Exercise instructions: Which lines of the records contain "selected"? Collect every one of them.
(Source material Opens)
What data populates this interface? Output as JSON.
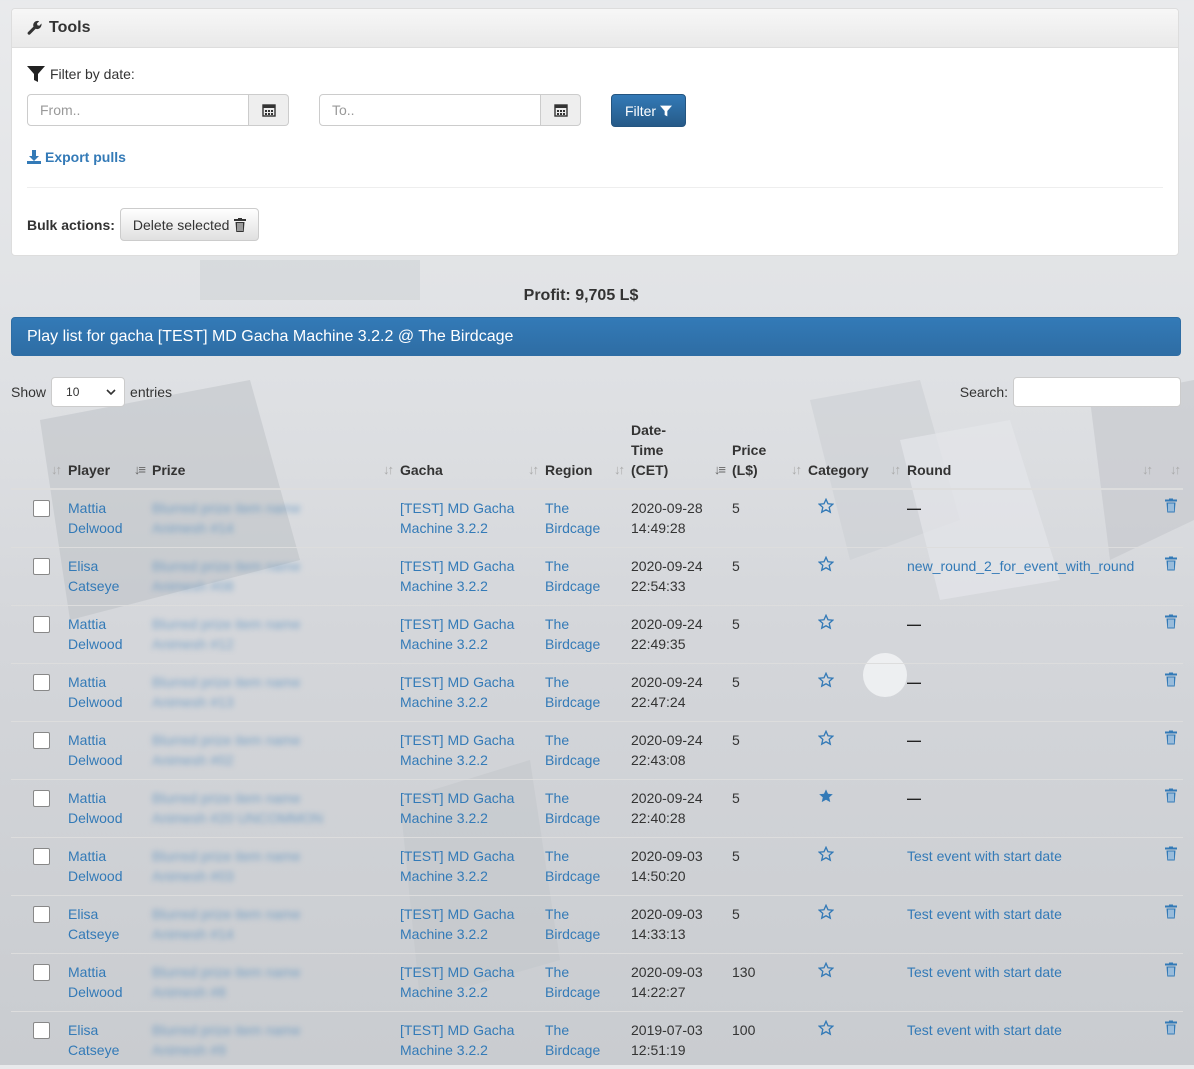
{
  "tools": {
    "title": "Tools",
    "filter_label": "Filter by date:",
    "from_placeholder": "From..",
    "to_placeholder": "To..",
    "filter_button": "Filter",
    "export_label": "Export pulls",
    "bulk_label": "Bulk actions:",
    "delete_selected": "Delete selected"
  },
  "profit": "Profit: 9,705 L$",
  "playlist_title": "Play list for gacha [TEST] MD Gacha Machine 3.2.2 @ The Birdcage",
  "show": {
    "label_before": "Show",
    "value": "10",
    "label_after": "entries"
  },
  "search": {
    "label": "Search:"
  },
  "columns": {
    "player": "Player",
    "prize": "Prize",
    "gacha": "Gacha",
    "region": "Region",
    "datetime": [
      "Date-",
      "Time",
      "(CET)"
    ],
    "price": [
      "Price",
      "(L$)"
    ],
    "category": "Category",
    "round": "Round"
  },
  "rows": [
    {
      "player": [
        "Mattia",
        "Delwood"
      ],
      "prize": [
        "Blurred prize item name",
        "Animesh #14"
      ],
      "gacha": [
        "[TEST] MD Gacha",
        "Machine 3.2.2"
      ],
      "region": [
        "The",
        "Birdcage"
      ],
      "date": "2020-09-28",
      "time": "14:49:28",
      "price": "5",
      "favorite": false,
      "round": "—"
    },
    {
      "player": [
        "Elisa",
        "Catseye"
      ],
      "prize": [
        "Blurred prize item name",
        "Animesh #08"
      ],
      "gacha": [
        "[TEST] MD Gacha",
        "Machine 3.2.2"
      ],
      "region": [
        "The",
        "Birdcage"
      ],
      "date": "2020-09-24",
      "time": "22:54:33",
      "price": "5",
      "favorite": false,
      "round": "new_round_2_for_event_with_round"
    },
    {
      "player": [
        "Mattia",
        "Delwood"
      ],
      "prize": [
        "Blurred prize item name",
        "Animesh #12"
      ],
      "gacha": [
        "[TEST] MD Gacha",
        "Machine 3.2.2"
      ],
      "region": [
        "The",
        "Birdcage"
      ],
      "date": "2020-09-24",
      "time": "22:49:35",
      "price": "5",
      "favorite": false,
      "round": "—"
    },
    {
      "player": [
        "Mattia",
        "Delwood"
      ],
      "prize": [
        "Blurred prize item name",
        "Animesh #13"
      ],
      "gacha": [
        "[TEST] MD Gacha",
        "Machine 3.2.2"
      ],
      "region": [
        "The",
        "Birdcage"
      ],
      "date": "2020-09-24",
      "time": "22:47:24",
      "price": "5",
      "favorite": false,
      "round": "—"
    },
    {
      "player": [
        "Mattia",
        "Delwood"
      ],
      "prize": [
        "Blurred prize item name",
        "Animesh #02"
      ],
      "gacha": [
        "[TEST] MD Gacha",
        "Machine 3.2.2"
      ],
      "region": [
        "The",
        "Birdcage"
      ],
      "date": "2020-09-24",
      "time": "22:43:08",
      "price": "5",
      "favorite": false,
      "round": "—"
    },
    {
      "player": [
        "Mattia",
        "Delwood"
      ],
      "prize": [
        "Blurred prize item name",
        "Animesh #20 UNCOMMON"
      ],
      "gacha": [
        "[TEST] MD Gacha",
        "Machine 3.2.2"
      ],
      "region": [
        "The",
        "Birdcage"
      ],
      "date": "2020-09-24",
      "time": "22:40:28",
      "price": "5",
      "favorite": true,
      "round": "—"
    },
    {
      "player": [
        "Mattia",
        "Delwood"
      ],
      "prize": [
        "Blurred prize item name",
        "Animesh #03"
      ],
      "gacha": [
        "[TEST] MD Gacha",
        "Machine 3.2.2"
      ],
      "region": [
        "The",
        "Birdcage"
      ],
      "date": "2020-09-03",
      "time": "14:50:20",
      "price": "5",
      "favorite": false,
      "round": "Test event with start date"
    },
    {
      "player": [
        "Elisa",
        "Catseye"
      ],
      "prize": [
        "Blurred prize item name",
        "Animesh #14"
      ],
      "gacha": [
        "[TEST] MD Gacha",
        "Machine 3.2.2"
      ],
      "region": [
        "The",
        "Birdcage"
      ],
      "date": "2020-09-03",
      "time": "14:33:13",
      "price": "5",
      "favorite": false,
      "round": "Test event with start date"
    },
    {
      "player": [
        "Mattia",
        "Delwood"
      ],
      "prize": [
        "Blurred prize item name",
        "Animesh #8"
      ],
      "gacha": [
        "[TEST] MD Gacha",
        "Machine 3.2.2"
      ],
      "region": [
        "The",
        "Birdcage"
      ],
      "date": "2020-09-03",
      "time": "14:22:27",
      "price": "130",
      "favorite": false,
      "round": "Test event with start date"
    },
    {
      "player": [
        "Elisa",
        "Catseye"
      ],
      "prize": [
        "Blurred prize item name",
        "Animesh #9"
      ],
      "gacha": [
        "[TEST] MD Gacha",
        "Machine 3.2.2"
      ],
      "region": [
        "The",
        "Birdcage"
      ],
      "date": "2019-07-03",
      "time": "12:51:19",
      "price": "100",
      "favorite": false,
      "round": "Test event with start date"
    }
  ],
  "colors": {
    "primary": "#337ab7",
    "border": "#dddddd"
  }
}
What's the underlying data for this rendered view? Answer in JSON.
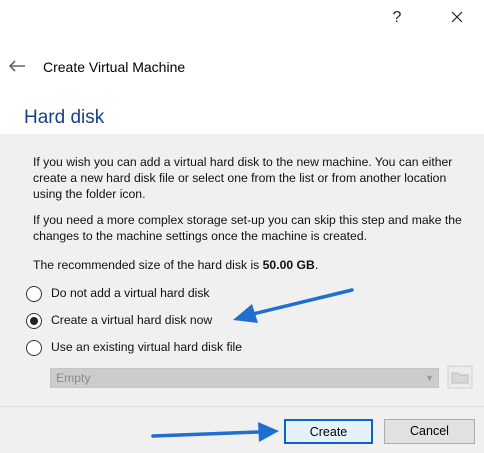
{
  "titlebar": {
    "help_label": "?"
  },
  "header": {
    "back_icon": "back-arrow-icon",
    "title": "Create Virtual Machine"
  },
  "page": {
    "title": "Hard disk",
    "para1": "If you wish you can add a virtual hard disk to the new machine. You can either create a new hard disk file or select one from the list or from another location using the folder icon.",
    "para2": "If you need a more complex storage set-up you can skip this step and make the changes to the machine settings once the machine is created.",
    "para3_prefix": "The recommended size of the hard disk is ",
    "para3_size": "50.00 GB",
    "para3_suffix": "."
  },
  "options": [
    {
      "label": "Do not add a virtual hard disk",
      "selected": false
    },
    {
      "label": "Create a virtual hard disk now",
      "selected": true
    },
    {
      "label": "Use an existing virtual hard disk file",
      "selected": false
    }
  ],
  "disk_select": {
    "value": "Empty",
    "enabled": false
  },
  "buttons": {
    "create": "Create",
    "cancel": "Cancel"
  },
  "colors": {
    "accent": "#0a64c8",
    "title_blue": "#1a3f8a",
    "annotation_arrow": "#1f6fd1"
  }
}
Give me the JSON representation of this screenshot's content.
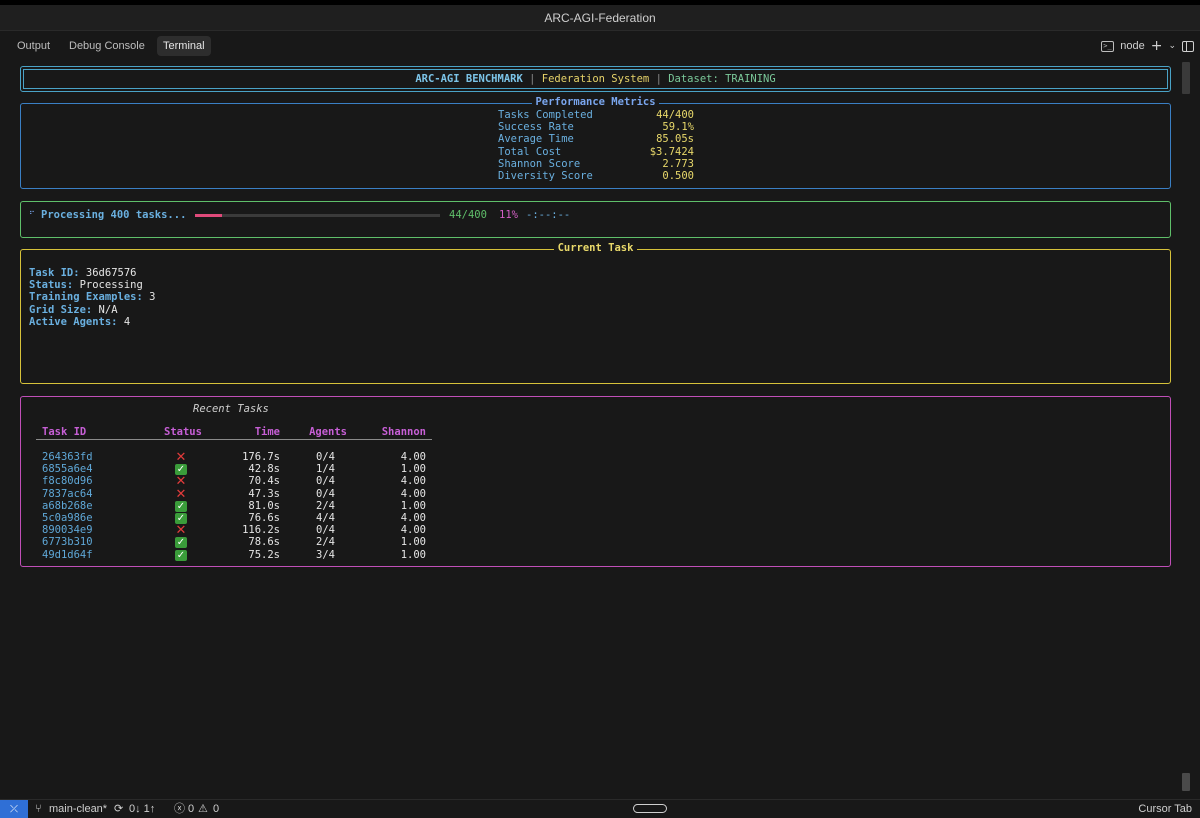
{
  "window": {
    "title": "ARC-AGI-Federation"
  },
  "panel": {
    "tabs": [
      {
        "label": "Output"
      },
      {
        "label": "Debug Console"
      },
      {
        "label": "Terminal"
      }
    ],
    "active_tab": "Terminal",
    "shell_label": "node"
  },
  "terminal": {
    "header": {
      "name": "ARC-AGI BENCHMARK",
      "separator": "|",
      "system": "Federation System",
      "dataset": "Dataset: TRAINING"
    },
    "metrics": {
      "title": "Performance Metrics",
      "rows": [
        {
          "label": "Tasks Completed",
          "value": "44/400"
        },
        {
          "label": "Success Rate",
          "value": "59.1%"
        },
        {
          "label": "Average Time",
          "value": "85.05s"
        },
        {
          "label": "Total Cost",
          "value": "$3.7424"
        },
        {
          "label": "Shannon Score",
          "value": "2.773"
        },
        {
          "label": "Diversity Score",
          "value": "0.500"
        }
      ]
    },
    "progress": {
      "spinner": "⠋",
      "label": "Processing 400 tasks...",
      "fraction": 0.11,
      "count": "44/400",
      "percent": "11%",
      "eta": "-:--:--"
    },
    "current_task": {
      "title": "Current Task",
      "fields": [
        {
          "key": "Task ID:",
          "value": "36d67576"
        },
        {
          "key": "Status:",
          "value": "Processing"
        },
        {
          "key": "Training Examples:",
          "value": "3"
        },
        {
          "key": "Grid Size:",
          "value": "N/A"
        },
        {
          "key": "Active Agents:",
          "value": "4"
        }
      ]
    },
    "recent_tasks": {
      "caption": "Recent Tasks",
      "columns": [
        "Task ID",
        "Status",
        "Time",
        "Agents",
        "Shannon"
      ],
      "rows": [
        {
          "id": "264363fd",
          "status": "fail",
          "time": "176.7s",
          "agents": "0/4",
          "shannon": "4.00"
        },
        {
          "id": "6855a6e4",
          "status": "ok",
          "time": "42.8s",
          "agents": "1/4",
          "shannon": "1.00"
        },
        {
          "id": "f8c80d96",
          "status": "fail",
          "time": "70.4s",
          "agents": "0/4",
          "shannon": "4.00"
        },
        {
          "id": "7837ac64",
          "status": "fail",
          "time": "47.3s",
          "agents": "0/4",
          "shannon": "4.00"
        },
        {
          "id": "a68b268e",
          "status": "ok",
          "time": "81.0s",
          "agents": "2/4",
          "shannon": "1.00"
        },
        {
          "id": "5c0a986e",
          "status": "ok",
          "time": "76.6s",
          "agents": "4/4",
          "shannon": "4.00"
        },
        {
          "id": "890034e9",
          "status": "fail",
          "time": "116.2s",
          "agents": "0/4",
          "shannon": "4.00"
        },
        {
          "id": "6773b310",
          "status": "ok",
          "time": "78.6s",
          "agents": "2/4",
          "shannon": "1.00"
        },
        {
          "id": "49d1d64f",
          "status": "ok",
          "time": "75.2s",
          "agents": "3/4",
          "shannon": "1.00"
        }
      ]
    }
  },
  "statusbar": {
    "branch": "main-clean*",
    "sync": "0↓ 1↑",
    "errors": "0",
    "warnings": "0",
    "right_label": "Cursor Tab"
  },
  "icons": {
    "remote": "remote-icon",
    "branch": "git-branch-icon",
    "sync": "sync-icon",
    "error": "error-icon",
    "warning": "warning-icon",
    "terminal": "terminal-icon",
    "add": "plus-icon",
    "dropdown": "chevron-down-icon",
    "split": "split-panel-icon",
    "ok": "check-icon",
    "fail": "cross-icon"
  },
  "colors": {
    "header_border": "#4aa3c7",
    "metrics_border": "#3a7fc4",
    "progress_border": "#5fbf6a",
    "current_border": "#d6c23a",
    "recent_border": "#c04fb8",
    "progress_fill": "#e04a7a",
    "status_ok": "#3a9c3a",
    "status_fail": "#e23b3b",
    "remote_badge": "#2f6fd6"
  }
}
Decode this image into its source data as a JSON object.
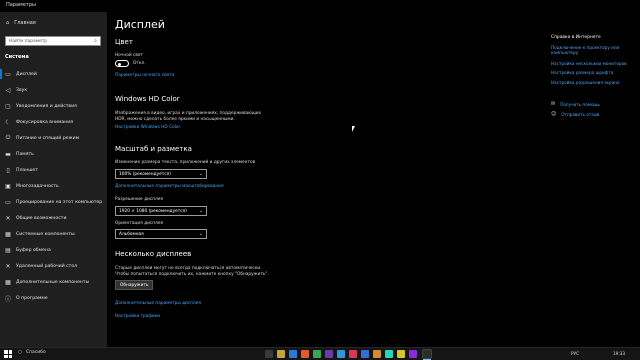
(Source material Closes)
Solution to this problem:
    "delete_selected": "Delete selected"
      "selected": false
      "selected": true
      "selected": false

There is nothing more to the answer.